Battery Facility
Insight

Battery Solution to Peak Energy Prices

Jason Slusarczyk Air Quality Specialist Principal
Jason Slusarczyk

Jason has over twenty years of experience specializing in air quality modelling and assessment. He has consulted on 100’s of projects and provides technical direction, leadership, and ensures that a sound technical product and high level of service is provided.  Jason has extensive experience with wind tunnel tracer gas testing. He specializes in evaluating exhaust stack and intake designs for the higher education, science and technology, healthcare and medical research sectors; and offers expert design guidance to building planners, architects and engineers.

Energy Storage Facilities

With electricity prices on the rise, consumers are looking for unique ways to reduce their costs of energy. Generally, there are two to three energy rates available on any given day; they include off-peak, mid-peak, and on-peak. The rates are put in effect to try to balance peak usage periods. Meaning energy is most expensive, when it is highest in demand. In attempts to combat this system, companies are charging up batteries at off-peak prices and selling the stored energy back to the grid at on-peak prices.

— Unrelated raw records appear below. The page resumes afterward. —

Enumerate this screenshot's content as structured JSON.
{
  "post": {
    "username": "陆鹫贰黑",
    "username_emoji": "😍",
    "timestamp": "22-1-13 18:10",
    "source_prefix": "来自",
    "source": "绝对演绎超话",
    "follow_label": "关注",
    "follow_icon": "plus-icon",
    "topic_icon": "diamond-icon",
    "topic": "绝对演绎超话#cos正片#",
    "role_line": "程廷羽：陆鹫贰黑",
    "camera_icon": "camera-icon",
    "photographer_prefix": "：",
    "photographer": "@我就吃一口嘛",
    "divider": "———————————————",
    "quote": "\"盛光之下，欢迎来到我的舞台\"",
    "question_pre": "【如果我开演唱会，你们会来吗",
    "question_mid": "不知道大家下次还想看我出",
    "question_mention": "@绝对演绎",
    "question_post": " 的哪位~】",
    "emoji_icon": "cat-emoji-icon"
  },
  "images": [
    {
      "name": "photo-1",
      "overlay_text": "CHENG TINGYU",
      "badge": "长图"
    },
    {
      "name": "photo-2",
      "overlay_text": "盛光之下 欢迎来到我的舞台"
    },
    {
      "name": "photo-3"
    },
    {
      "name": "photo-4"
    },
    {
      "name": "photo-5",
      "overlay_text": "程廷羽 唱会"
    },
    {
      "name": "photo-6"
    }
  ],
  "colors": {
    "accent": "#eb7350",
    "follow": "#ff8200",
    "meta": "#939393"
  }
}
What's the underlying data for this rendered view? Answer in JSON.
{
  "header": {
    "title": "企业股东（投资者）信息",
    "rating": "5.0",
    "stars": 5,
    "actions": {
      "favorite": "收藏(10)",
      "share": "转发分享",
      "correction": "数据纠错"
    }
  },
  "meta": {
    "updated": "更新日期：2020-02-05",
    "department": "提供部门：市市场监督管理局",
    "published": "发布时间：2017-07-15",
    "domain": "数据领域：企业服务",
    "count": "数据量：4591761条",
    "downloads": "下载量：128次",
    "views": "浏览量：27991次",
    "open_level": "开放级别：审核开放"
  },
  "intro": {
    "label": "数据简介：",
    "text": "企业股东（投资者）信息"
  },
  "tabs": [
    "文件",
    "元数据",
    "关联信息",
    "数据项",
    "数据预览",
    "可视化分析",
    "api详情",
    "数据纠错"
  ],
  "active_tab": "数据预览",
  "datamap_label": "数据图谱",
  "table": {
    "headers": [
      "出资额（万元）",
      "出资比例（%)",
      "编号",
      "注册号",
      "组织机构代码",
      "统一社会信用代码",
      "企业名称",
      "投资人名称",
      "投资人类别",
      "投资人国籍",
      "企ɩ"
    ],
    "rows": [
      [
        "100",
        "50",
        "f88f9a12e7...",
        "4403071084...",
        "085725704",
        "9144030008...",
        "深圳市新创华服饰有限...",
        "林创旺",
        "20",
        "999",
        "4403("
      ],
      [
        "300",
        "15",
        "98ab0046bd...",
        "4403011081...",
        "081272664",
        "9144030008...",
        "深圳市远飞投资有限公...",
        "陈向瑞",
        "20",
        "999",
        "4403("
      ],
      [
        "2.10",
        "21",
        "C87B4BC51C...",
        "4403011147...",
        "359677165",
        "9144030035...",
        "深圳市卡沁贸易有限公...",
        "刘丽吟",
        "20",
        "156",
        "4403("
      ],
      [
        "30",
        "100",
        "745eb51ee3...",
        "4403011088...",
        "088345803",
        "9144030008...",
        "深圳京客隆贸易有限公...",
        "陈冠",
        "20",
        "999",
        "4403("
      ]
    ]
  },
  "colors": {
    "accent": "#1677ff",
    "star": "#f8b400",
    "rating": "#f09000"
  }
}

In fact, an increasing number companies are using large warehouses filled with batteries to store energy at low prices and sell it back at high prices to turn a profit. This tactic has many different names across the globe, the Province of Ontario, Canada this is considered a “Global Adjustment Buster” or “GA Buster”. These facilities sometimes house hundreds or even thousands of lithium ion batteries stacked on the floor and in rows throughout the facility, similar to book stacks in a library. Other larger facilities are using a “Flow Battery” technology.

Temperature and Heat Generation of Batteries

One major concern for these battery facilities is the indoor air temperature. As the batteries charge and discharge energy, they also fluctuate in heat generation. Additionally, as batteries are used over a period of time, the batteries naturally degrade which is associated with increased heat generation. Therefore, the equipment and ductwork in the facility must be designed to account for the increased heat generation towards the end of the batteries life cycle. Depending on the size and application of the energy storage project, it may be of interest to increase the cooling capacity through later in the life of operations.

It is very important to try to keep these batteries a constant cool temperature as the battery effectiveness decreases with increased temperature. If the temperature of the battery increases too much, the efficiency can be significantly reduced or there can be equipment failure and risks of explosions. To maintain peak battery efficiency and to reduce the risk of the batteries overheating the performance of HVAC systems in these facilities are very important.

Ensuring Performance of HVAC Systems Using Computational Fluid Dynamics Modeling

Computational Fluid Dynamics (CFD) modeling is a tool that can be used to simulate the movement of air and models the indoor temperature distribution of an enclosed area. By using multi colored models and imagery, CFD makes it clear to understand air movement and temperature distribution patterns that would otherwise be invisible. When CFD is applied to a battery housing facility, it assesses the effectiveness of the HVAC system to help maintain a specified air temperature throughout the entire battery storage space.

This image of a CFD model shows varying air velocities throughout a facility.
This image of a CFD model shows varying air velocities throughout a facility.
This image of a CFD model shows temperature variation throughout a facility. You can clearly see the HVAC system blowing cold air.
This image of a CFD model shows temperature variation throughout a facility. You can clearly see the HVAC system blowing cold air.

The CFD simulations consider the overall geometry of the battery storage room and include all appropriate blockage effects within the space. The volume of the space is constructed into a three-dimensional model divided into millions of grid spaces. The ventilation system components are added to the model and air flow simulations are undertaken to predict and identify any hot spots that may cause potential issues. Those issues can be identified early on in the life of the facility and can be mitigated by optimizing the HVAC system to ensure constant temperature is achieved throughout the facility.

Conclusion

CFD is an amazing tool with multiple applications. In this case the CFD models help to visualize temperature so owners, architects, and mechanical engineers can make informed decisions regarding the design of the HVAC system. An optimized system helps to ensure a safe, sustainable and efficient facility for the duration of its life.